- [Try it]
Could you filter the data below down to the lines that hold the word "bold"?

- [Records for this exercise]
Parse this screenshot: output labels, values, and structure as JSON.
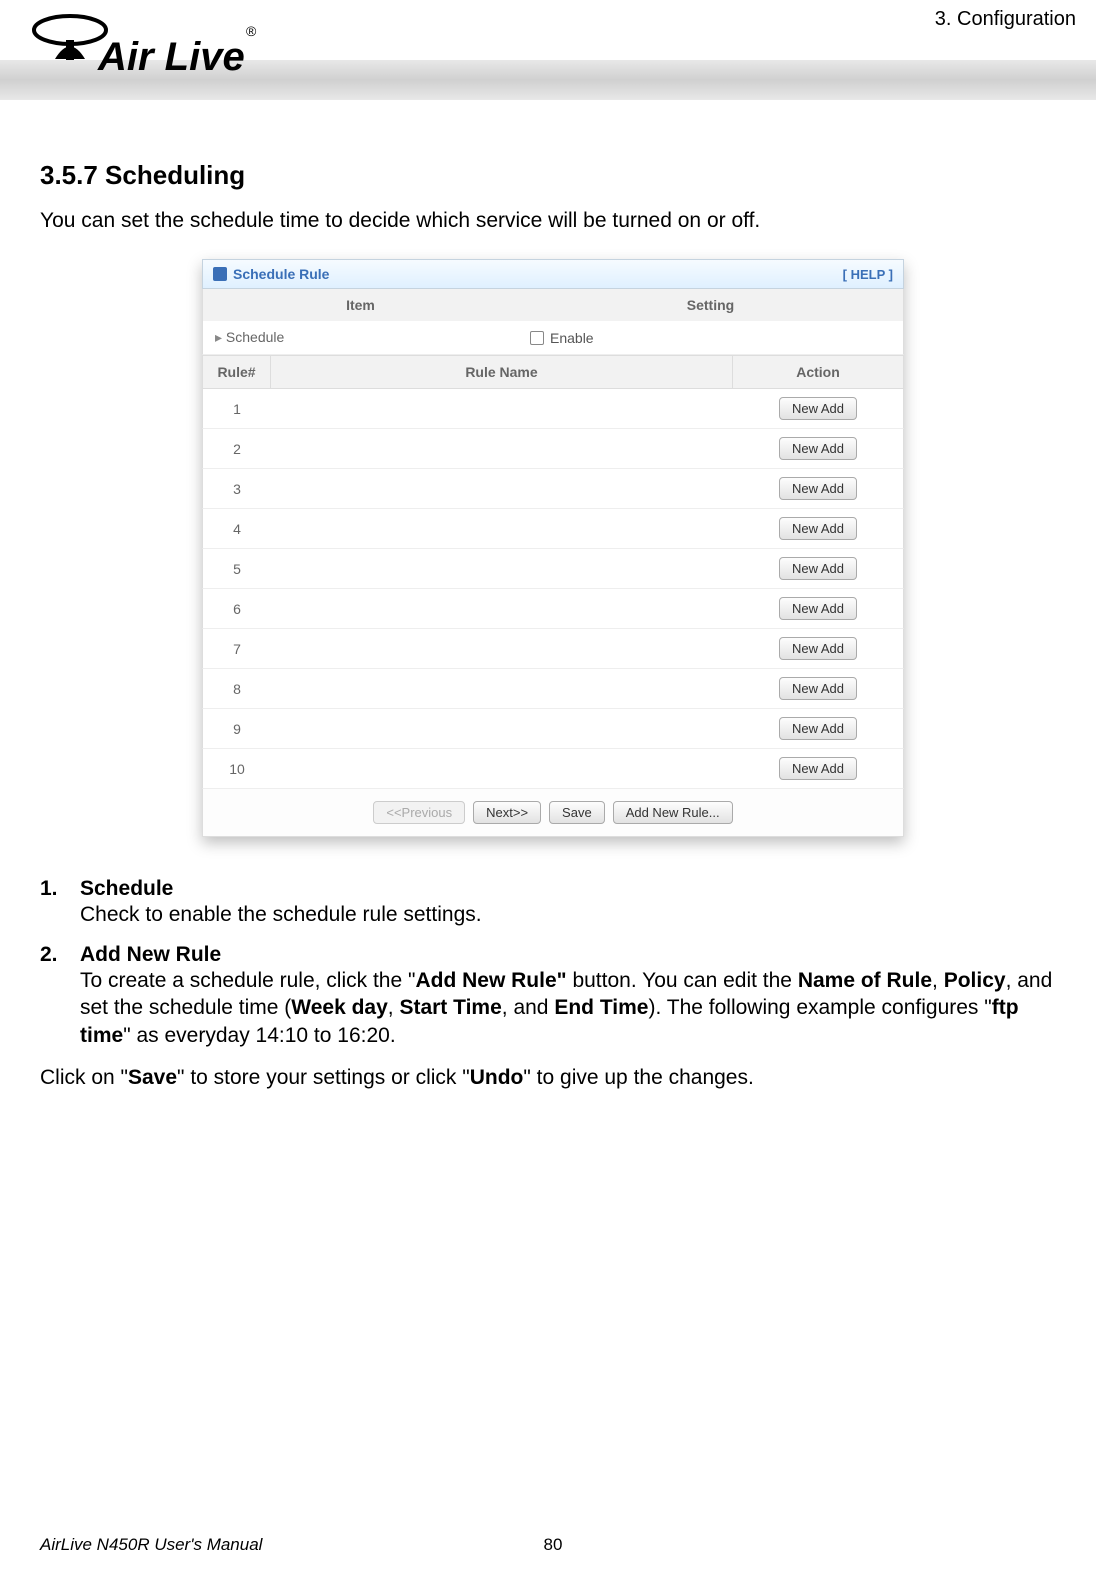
{
  "header": {
    "chapter": "3. Configuration",
    "logo_text": "Air Live",
    "logo_reg": "®"
  },
  "section": {
    "heading": "3.5.7 Scheduling",
    "intro": "You can set the schedule time to decide which service will be turned on or off."
  },
  "screenshot": {
    "panel_title": "Schedule Rule",
    "help_link": "[ HELP ]",
    "item_header": "Item",
    "setting_header": "Setting",
    "schedule_label": "Schedule",
    "enable_label": "Enable",
    "table": {
      "headers": {
        "rule": "Rule#",
        "name": "Rule Name",
        "action": "Action"
      },
      "rows": [
        {
          "num": "1",
          "name": "",
          "action": "New Add"
        },
        {
          "num": "2",
          "name": "",
          "action": "New Add"
        },
        {
          "num": "3",
          "name": "",
          "action": "New Add"
        },
        {
          "num": "4",
          "name": "",
          "action": "New Add"
        },
        {
          "num": "5",
          "name": "",
          "action": "New Add"
        },
        {
          "num": "6",
          "name": "",
          "action": "New Add"
        },
        {
          "num": "7",
          "name": "",
          "action": "New Add"
        },
        {
          "num": "8",
          "name": "",
          "action": "New Add"
        },
        {
          "num": "9",
          "name": "",
          "action": "New Add"
        },
        {
          "num": "10",
          "name": "",
          "action": "New Add"
        }
      ]
    },
    "footer_buttons": {
      "prev": "<<Previous",
      "next": "Next>>",
      "save": "Save",
      "add": "Add New Rule..."
    }
  },
  "list": {
    "items": [
      {
        "num": "1.",
        "title": "Schedule",
        "body_parts": [
          "Check to enable the schedule rule settings."
        ]
      },
      {
        "num": "2.",
        "title": "Add New Rule",
        "body_parts": [
          "To create a schedule rule, click the \"",
          {
            "bold": "Add New Rule\""
          },
          " button. You can edit the ",
          {
            "bold": "Name of Rule"
          },
          ", ",
          {
            "bold": "Policy"
          },
          ", and set the schedule time (",
          {
            "bold": "Week day"
          },
          ", ",
          {
            "bold": "Start Time"
          },
          ", and ",
          {
            "bold": "End Time"
          },
          "). The following example configures \"",
          {
            "bold": "ftp time"
          },
          "\" as everyday 14:10 to 16:20."
        ]
      }
    ],
    "closing_parts": [
      "Click on \"",
      {
        "bold": "Save"
      },
      "\" to store your settings or click \"",
      {
        "bold": "Undo"
      },
      "\" to give up the changes."
    ]
  },
  "footer": {
    "manual": "AirLive N450R User's Manual",
    "page": "80"
  }
}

- [Answer to the exercise]
            "bold": "Add New Rule\""
            "bold": "Name of Rule"
            "bold": "Policy"
            "bold": "Week day"
            "bold": "Start Time"
            "bold": "End Time"
            "bold": "ftp time"
        "bold": "Save"
        "bold": "Undo"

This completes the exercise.